Author: Uma Dhupelia Mesthrie
Publisher: Permanent Black
ISBN/UPC (if available): 8178241161
Mahatma Gandhi had four sons. The second of these was Manilal who, through his work, was the son that most closely espoused and persistently furthered the moral and ideological vision of his father.
Born in India, Manilal Gandhi spent his early years with his parents in South Africa, during which time his father was emerging as a mass leader and advocate of satyagraha. It was at this stage that Gandhi’s vision was transformed into a way of life via the establishment of community living –at the famous Phoenix Settlement and Tolstoy Farm.
Manilal’s life was shaped within these two communities. Gandhi returned with his family to India in 1914 but within three years Manilal was sent back to South Africa as an emissary to continue Gandhian work in the country where it had originated. For nearly four decades, subsequently, Manilal was involved in editing and publishing the Gujarati-English weekly Indian Opinion from Phoenix, furthering Gandhian ideals and politics, and making the newspaper a significant organ of the alternative press. Through much of his adult life Manilal was an activist editor, imprisoned several times for protesting against unjust laws. His fearlessness was Gandhi’s greatest gifts to his son.
This biography explores major aspects of the Mahatma and his family that no biographer or historian has hitherto touched upon. In part this is because no one has until now had access to the mass of unpublished papers, the hundreds of letters, the interviews with family and friends, and the now obscure newspapers and related materials on which Uma Dhupelia-Mesthrie’s biography is based.
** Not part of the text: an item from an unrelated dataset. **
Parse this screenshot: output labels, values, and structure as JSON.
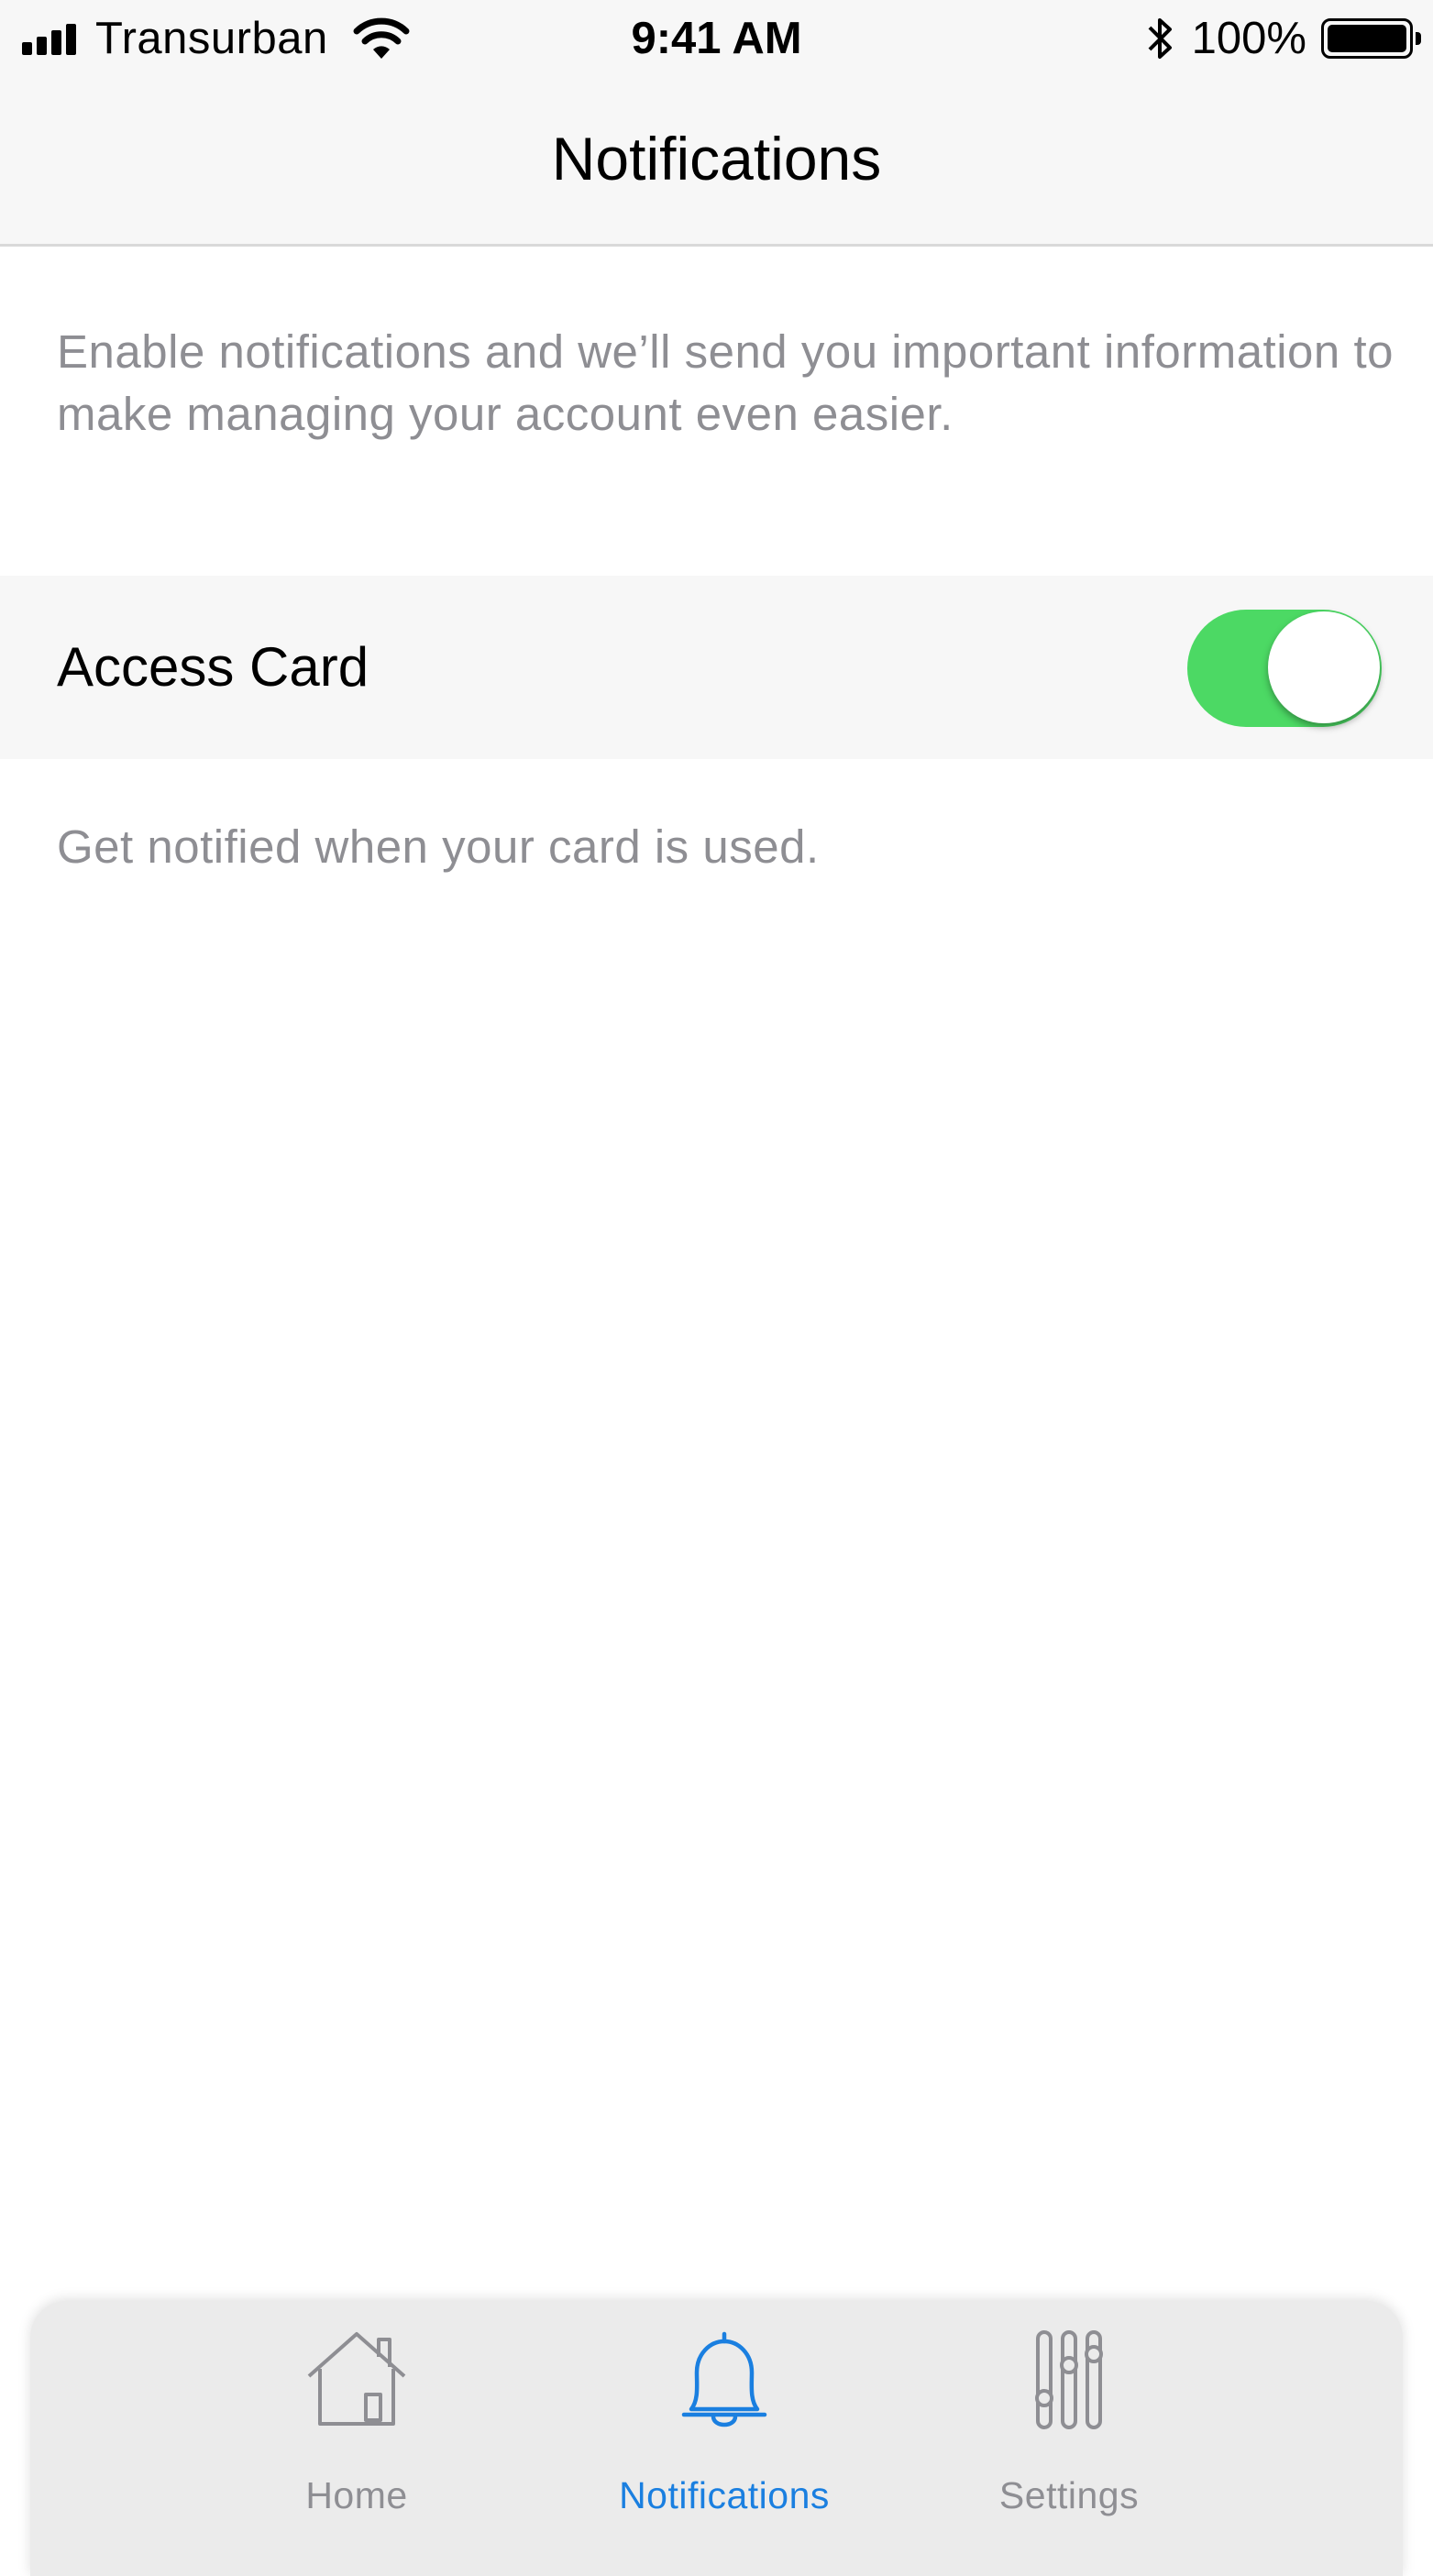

This book is, consequently, both intellectual biography and family history, a work of vast scholarship and skilfull narration which will enthrall al who are interested in Gandhi, his family life, his sons, and the Gandhian global legacy.
Gandhi gripped his family as he did his generation. And then let go. Manilal Gandhi’s life shows how the skin could blanch under that hold and on being freed thank it for the toning.
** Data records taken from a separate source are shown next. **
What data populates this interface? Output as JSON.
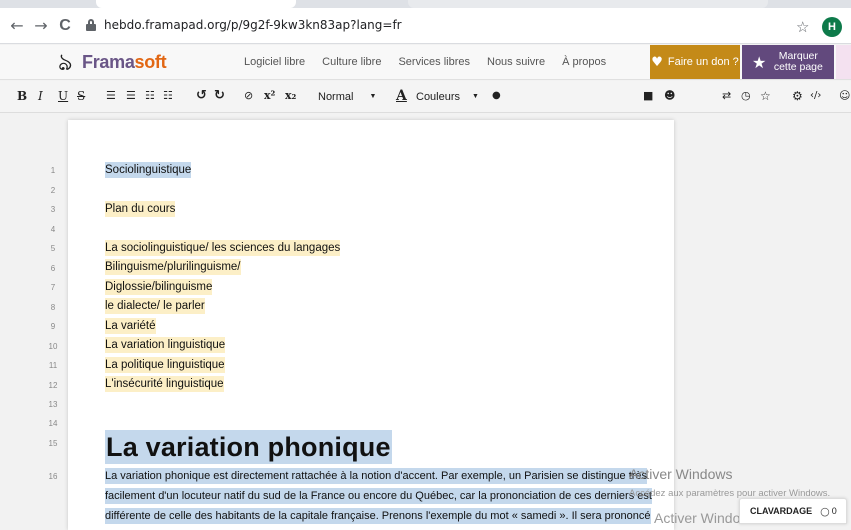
{
  "browser": {
    "url": "hebdo.framapad.org/p/9g2f-9kw3kn83ap?lang=fr",
    "back_icon": "←",
    "forward_icon": "→",
    "reload_icon": "C",
    "bookmark_icon": "☆",
    "profile_initial": "H"
  },
  "framanav": {
    "logo_prefix": "Frama",
    "logo_suffix": "soft",
    "links": [
      "Logiciel libre",
      "Culture libre",
      "Services libres",
      "Nous suivre",
      "À propos"
    ],
    "donate_label": "Faire un don ?",
    "bookmark_label_1": "Marquer",
    "bookmark_label_2": "cette page",
    "accent_donate": "#c48a18",
    "accent_purple": "#62497d"
  },
  "toolbar": {
    "bold": "B",
    "italic": "I",
    "underline": "U",
    "strike": "S",
    "style_select": "Normal",
    "color_letter": "A",
    "color_select": "Couleurs"
  },
  "document": {
    "line_numbers": [
      "1",
      "2",
      "3",
      "4",
      "5",
      "6",
      "7",
      "8",
      "9",
      "10",
      "11",
      "12",
      "13",
      "14",
      "15",
      "16"
    ],
    "line1": "Sociolinguistique",
    "line3": "Plan du cours",
    "outline": [
      "La sociolinguistique/ les sciences du langages",
      "Bilinguisme/plurilinguisme/",
      "Diglossie/bilinguisme",
      "le dialecte/ le parler",
      "La variété",
      "La variation linguistique",
      "La politique linguistique",
      "L'insécurité linguistique"
    ],
    "heading": "La variation phonique",
    "paragraph": [
      "La variation phonique est directement rattachée à la notion d'accent. Par exemple, un Parisien se distingue très",
      "facilement d'un locuteur natif du sud de la France ou encore du Québec, car la prononciation de ces derniers est",
      "différente de celle des habitants de la capitale française. Prenons l'exemple du mot « samedi ». Il sera prononcé"
    ]
  },
  "overlay": {
    "activate_title": "Activer Windows",
    "activate_sub": "Accédez aux paramètres pour activer Windows.",
    "activate_ghost": "Activer Windows",
    "chat_label": "CLAVARDAGE",
    "chat_count": "0"
  }
}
Gandhi’s Prisoner? Is an exemplary work of biography that illuminates, in richly nuanced ways, the personal lives and political dilemmas of its two chief protagonists. But it is also a splendid work of social history. No student, admirer or critic of Mahatma Gandhi, and no one interested in the history of modern India or modern south Africa, can afford to ignore this quite outstanding book.
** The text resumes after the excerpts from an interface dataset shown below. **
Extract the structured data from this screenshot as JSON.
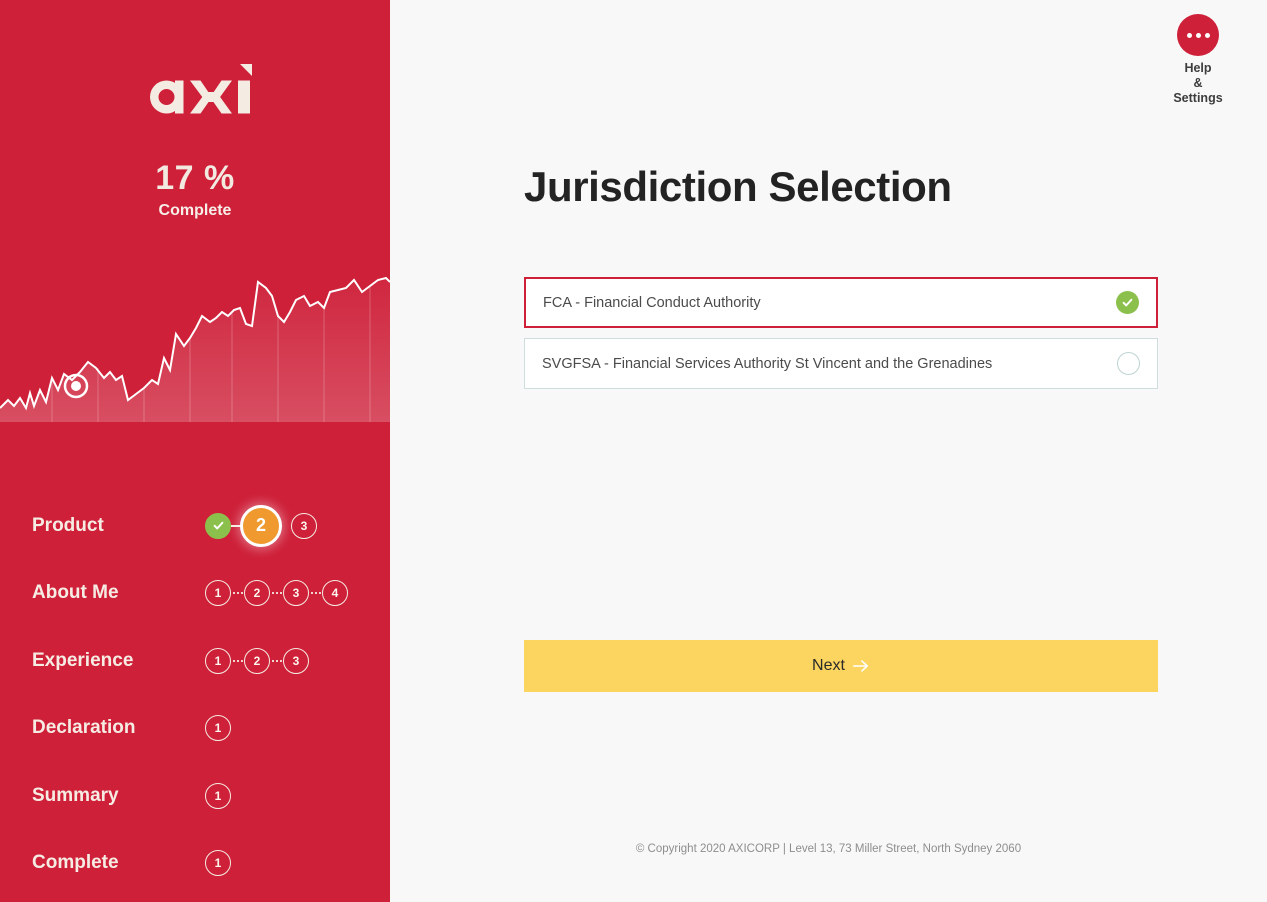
{
  "brand": {
    "logo_text": "axi",
    "primary_color": "#ce2039",
    "accent_yellow": "#fbd55f",
    "accent_green": "#8cc04c",
    "accent_orange": "#f0992e"
  },
  "sidebar": {
    "progress_percent": "17 %",
    "progress_label": "Complete",
    "steps": [
      {
        "label": "Product",
        "dots": [
          {
            "value": "",
            "state": "done"
          },
          {
            "value": "2",
            "state": "active"
          },
          {
            "value": "3",
            "state": "todo"
          }
        ]
      },
      {
        "label": "About Me",
        "dots": [
          {
            "value": "1",
            "state": "todo"
          },
          {
            "value": "2",
            "state": "todo"
          },
          {
            "value": "3",
            "state": "todo"
          },
          {
            "value": "4",
            "state": "todo"
          }
        ]
      },
      {
        "label": "Experience",
        "dots": [
          {
            "value": "1",
            "state": "todo"
          },
          {
            "value": "2",
            "state": "todo"
          },
          {
            "value": "3",
            "state": "todo"
          }
        ]
      },
      {
        "label": "Declaration",
        "dots": [
          {
            "value": "1",
            "state": "todo"
          }
        ]
      },
      {
        "label": "Summary",
        "dots": [
          {
            "value": "1",
            "state": "todo"
          }
        ]
      },
      {
        "label": "Complete",
        "dots": [
          {
            "value": "1",
            "state": "todo"
          }
        ]
      }
    ]
  },
  "header": {
    "help_icon": "ellipsis-icon",
    "help_line1": "Help",
    "help_line2": "&",
    "help_line3": "Settings"
  },
  "main": {
    "title": "Jurisdiction Selection",
    "options": [
      {
        "label": "FCA - Financial Conduct Authority",
        "selected": true,
        "icon": "check-circle-icon"
      },
      {
        "label": "SVGFSA - Financial Services Authority St Vincent and the Grenadines",
        "selected": false,
        "icon": "radio-empty-icon"
      }
    ],
    "next_label": "Next",
    "next_icon": "arrow-right-icon"
  },
  "footer": {
    "copyright": "© Copyright 2020 AXICORP | Level 13, 73 Miller Street, North Sydney 2060"
  }
}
FOREWORD BY NELSON MANDELA
Hostile Durban (1896-1901)
On the Eve of Change (1902-1906)
Bapu’s Class (1906-1910)
The Making of an Editor (1920-1926)
Marriage and an Unexpected Trip to the Sea (1927-1931)
Fighting talk (1932-1937)
New Challenges (1938-1941)
Family Matters (1942-1946)
The Cause Above all (1946-1948)
A soul’s Anguish (1949-1952)
Last Years (1953-1956)